“We have to be able as a city to hold up those who are an example of the community policing we want to see in our Police Department while we hold accountable individuals who do not uphold the best standards and the highest standards.”

Emanuel can no longer deny that Chicago Police officers are being less aggressive in the continuing fallout from the police shooting of Laquan McDonald and the time-consuming, but recently revised forms that must be filled out by officers after they stop people.

That’s obvious by the 87-percent drop in the number of police stops this year while homicides and shootings are through the roof, to levels not seen since the 1990’s.

The defensive crouch has gotten so bad, Interim Police Supt. John Escalante recently recorded a video message to assure rank-and-file police officers concerned about “the next YouTube video that goes viral” that “there is a difference between a mistake and misconduct” and that the Justice Department and ACLU are not personally targeting officers, but looking at systematic problems.

On Wednesday, Emanuel was asked about the troubling trends going in opposite directions.

Ninety-five people were murdered on the streets of Chicago over the first two months of the year, according to CPD statistics, the largest number of homicide victims in Chicago since 1999 and nearly double the body count over the same period of 2015 when 48 people were killed.

That number tops 100 when other deaths from the year are included, such as a fatal police shooting, homicides ruled self-defense and pending death investigations.

The spike in homicides comes as the number of street stops by police plummeted from 111,831 in January and February of 2015 to just 14,648 this year.

“It is first and foremost totally unacceptable especially given in 2013 and 2014, we saw drops in homicides to record lows. It is unacceptable what’s happening in parts of the neighborhoods of our city . . . where gang members with too easy access to guns and too little exposure to values are literally taking their gang warfare into the neighborhoods of our city,” the mayor said.

“The people responsible for the violence are not the police. They’re the gang members. They’re the ones pulling the triggers. Our police are trying to do a job to stop it. . . . Somewhere in the city, there’s an officer responding to a 911 call. You’re not going to read about it. You’re not going to hear about it. They’re doing their job and doing it well.”

To rebuild public trust shattered by his decision to keep the Laquan McDonald shooting video under wraps for more than a year, Emanuel has been holding community meetings across the city. He has also held countless meetings with police officers, whose morale had never been lower.

The mayor said he came away from those meetings convinced that bridge between citizens and police so essential to solving crimes can and will be rebuilt.

“Members of the community want more officers in their lives — not less. They want to know the name of the officer and the officer should know the name of the community members or the business owners. That is what we’re trying to establish and the trust,” the mayor said.

“I do know our officers want to do their job. They want to do it and they want to bring safety. This is not just a job to them. This is a career and a calling. And as we handle some of the challenges — and we will handle them — we have to do it in a way that continues to support the community policing and the trust that is essential to the safety we want to see in every part of the city.”

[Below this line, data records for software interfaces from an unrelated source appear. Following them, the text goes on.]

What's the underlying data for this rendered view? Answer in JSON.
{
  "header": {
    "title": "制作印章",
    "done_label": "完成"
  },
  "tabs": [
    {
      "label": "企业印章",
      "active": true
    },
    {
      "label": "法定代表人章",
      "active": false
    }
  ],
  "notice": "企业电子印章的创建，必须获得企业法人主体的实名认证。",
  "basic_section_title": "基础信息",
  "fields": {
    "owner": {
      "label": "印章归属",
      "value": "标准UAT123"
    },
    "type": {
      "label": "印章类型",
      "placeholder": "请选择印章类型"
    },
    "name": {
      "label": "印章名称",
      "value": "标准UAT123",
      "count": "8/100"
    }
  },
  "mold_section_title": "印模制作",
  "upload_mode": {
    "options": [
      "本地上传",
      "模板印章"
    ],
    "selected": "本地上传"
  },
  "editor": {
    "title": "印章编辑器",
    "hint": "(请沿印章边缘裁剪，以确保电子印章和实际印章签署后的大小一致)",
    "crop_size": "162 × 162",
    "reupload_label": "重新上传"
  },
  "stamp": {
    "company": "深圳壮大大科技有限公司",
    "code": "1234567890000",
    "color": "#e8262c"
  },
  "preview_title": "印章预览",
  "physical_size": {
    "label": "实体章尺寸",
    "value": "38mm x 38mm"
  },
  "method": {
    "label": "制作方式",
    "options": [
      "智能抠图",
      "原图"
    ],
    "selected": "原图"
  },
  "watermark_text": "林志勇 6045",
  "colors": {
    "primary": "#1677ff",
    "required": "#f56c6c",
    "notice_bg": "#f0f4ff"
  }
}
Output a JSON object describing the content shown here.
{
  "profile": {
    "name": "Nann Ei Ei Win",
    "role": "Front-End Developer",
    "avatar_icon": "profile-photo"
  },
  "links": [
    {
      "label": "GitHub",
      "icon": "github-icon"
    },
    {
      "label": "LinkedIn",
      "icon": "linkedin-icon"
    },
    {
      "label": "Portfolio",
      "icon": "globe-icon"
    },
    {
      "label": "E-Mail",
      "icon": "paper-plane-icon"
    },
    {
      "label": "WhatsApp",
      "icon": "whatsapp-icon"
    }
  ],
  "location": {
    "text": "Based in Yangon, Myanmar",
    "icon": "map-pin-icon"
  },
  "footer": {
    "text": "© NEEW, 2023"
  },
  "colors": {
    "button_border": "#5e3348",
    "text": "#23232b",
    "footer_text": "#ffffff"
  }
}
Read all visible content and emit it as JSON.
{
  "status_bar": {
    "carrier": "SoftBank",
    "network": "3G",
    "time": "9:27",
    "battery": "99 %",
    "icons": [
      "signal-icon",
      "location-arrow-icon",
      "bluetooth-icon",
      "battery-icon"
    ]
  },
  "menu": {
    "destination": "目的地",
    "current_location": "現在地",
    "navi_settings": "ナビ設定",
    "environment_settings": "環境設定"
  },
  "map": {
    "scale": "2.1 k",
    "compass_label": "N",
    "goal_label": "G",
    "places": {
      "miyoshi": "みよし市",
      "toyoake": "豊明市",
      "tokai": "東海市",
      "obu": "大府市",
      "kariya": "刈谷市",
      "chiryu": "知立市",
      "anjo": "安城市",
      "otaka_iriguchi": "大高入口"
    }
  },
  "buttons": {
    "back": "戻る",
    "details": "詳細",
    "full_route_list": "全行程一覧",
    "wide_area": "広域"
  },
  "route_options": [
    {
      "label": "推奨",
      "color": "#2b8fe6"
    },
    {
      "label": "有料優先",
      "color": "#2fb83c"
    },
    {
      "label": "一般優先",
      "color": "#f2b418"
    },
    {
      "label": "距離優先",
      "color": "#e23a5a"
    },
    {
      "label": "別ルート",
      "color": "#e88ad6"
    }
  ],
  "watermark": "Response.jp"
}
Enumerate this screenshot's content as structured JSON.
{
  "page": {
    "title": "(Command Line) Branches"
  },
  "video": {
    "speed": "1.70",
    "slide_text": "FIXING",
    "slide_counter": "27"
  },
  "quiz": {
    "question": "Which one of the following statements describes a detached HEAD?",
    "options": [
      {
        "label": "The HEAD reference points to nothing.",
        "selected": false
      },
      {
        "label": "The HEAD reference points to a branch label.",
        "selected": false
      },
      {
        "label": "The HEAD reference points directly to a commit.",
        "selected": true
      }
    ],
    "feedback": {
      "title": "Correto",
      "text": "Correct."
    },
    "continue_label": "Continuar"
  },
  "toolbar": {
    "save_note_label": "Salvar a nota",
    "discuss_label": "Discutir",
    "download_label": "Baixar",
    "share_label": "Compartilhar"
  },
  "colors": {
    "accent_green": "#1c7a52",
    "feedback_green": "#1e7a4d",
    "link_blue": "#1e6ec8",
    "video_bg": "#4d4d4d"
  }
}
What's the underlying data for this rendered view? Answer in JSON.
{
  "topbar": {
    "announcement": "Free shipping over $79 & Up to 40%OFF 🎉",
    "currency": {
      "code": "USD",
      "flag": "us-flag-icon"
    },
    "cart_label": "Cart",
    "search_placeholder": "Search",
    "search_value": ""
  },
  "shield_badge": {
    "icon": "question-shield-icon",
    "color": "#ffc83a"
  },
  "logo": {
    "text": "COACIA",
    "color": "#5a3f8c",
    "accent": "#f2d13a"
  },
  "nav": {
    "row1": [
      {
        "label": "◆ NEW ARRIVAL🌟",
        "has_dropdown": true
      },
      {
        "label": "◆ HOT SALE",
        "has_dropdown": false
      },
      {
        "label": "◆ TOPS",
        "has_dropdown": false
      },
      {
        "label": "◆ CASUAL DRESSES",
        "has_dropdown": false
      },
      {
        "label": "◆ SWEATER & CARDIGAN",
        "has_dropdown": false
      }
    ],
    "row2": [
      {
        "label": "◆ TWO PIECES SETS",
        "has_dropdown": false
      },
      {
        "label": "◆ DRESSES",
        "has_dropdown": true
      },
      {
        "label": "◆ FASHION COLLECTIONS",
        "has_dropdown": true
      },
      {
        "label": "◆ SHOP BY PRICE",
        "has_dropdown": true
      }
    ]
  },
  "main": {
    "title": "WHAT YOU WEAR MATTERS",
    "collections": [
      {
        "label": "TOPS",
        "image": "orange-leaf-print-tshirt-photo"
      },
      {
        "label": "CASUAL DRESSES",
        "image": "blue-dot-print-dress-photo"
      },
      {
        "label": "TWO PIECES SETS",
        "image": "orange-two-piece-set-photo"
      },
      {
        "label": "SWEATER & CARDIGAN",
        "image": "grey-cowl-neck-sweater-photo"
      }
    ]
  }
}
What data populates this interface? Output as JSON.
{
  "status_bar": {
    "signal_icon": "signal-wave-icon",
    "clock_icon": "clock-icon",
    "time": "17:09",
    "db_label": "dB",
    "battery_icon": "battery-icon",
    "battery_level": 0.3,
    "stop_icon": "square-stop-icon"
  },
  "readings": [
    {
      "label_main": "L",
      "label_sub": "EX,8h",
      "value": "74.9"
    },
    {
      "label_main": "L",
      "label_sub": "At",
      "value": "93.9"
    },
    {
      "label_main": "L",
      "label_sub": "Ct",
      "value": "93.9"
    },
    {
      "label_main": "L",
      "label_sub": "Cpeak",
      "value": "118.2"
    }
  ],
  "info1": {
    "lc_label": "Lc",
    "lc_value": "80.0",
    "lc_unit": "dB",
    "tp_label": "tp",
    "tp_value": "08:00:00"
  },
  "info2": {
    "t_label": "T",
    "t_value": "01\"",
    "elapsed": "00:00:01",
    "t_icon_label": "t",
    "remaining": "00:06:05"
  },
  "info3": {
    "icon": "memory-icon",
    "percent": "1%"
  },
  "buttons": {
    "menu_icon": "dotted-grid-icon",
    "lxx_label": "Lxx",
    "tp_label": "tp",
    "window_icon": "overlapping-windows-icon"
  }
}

On Wednesday, the mayor talked about the police officer he met recently who is starting his own basketball league for neighborhood kids.

“I’m going to go kick it off with him because that officer is the true face of the Chicago Police Department,” Emanuel said.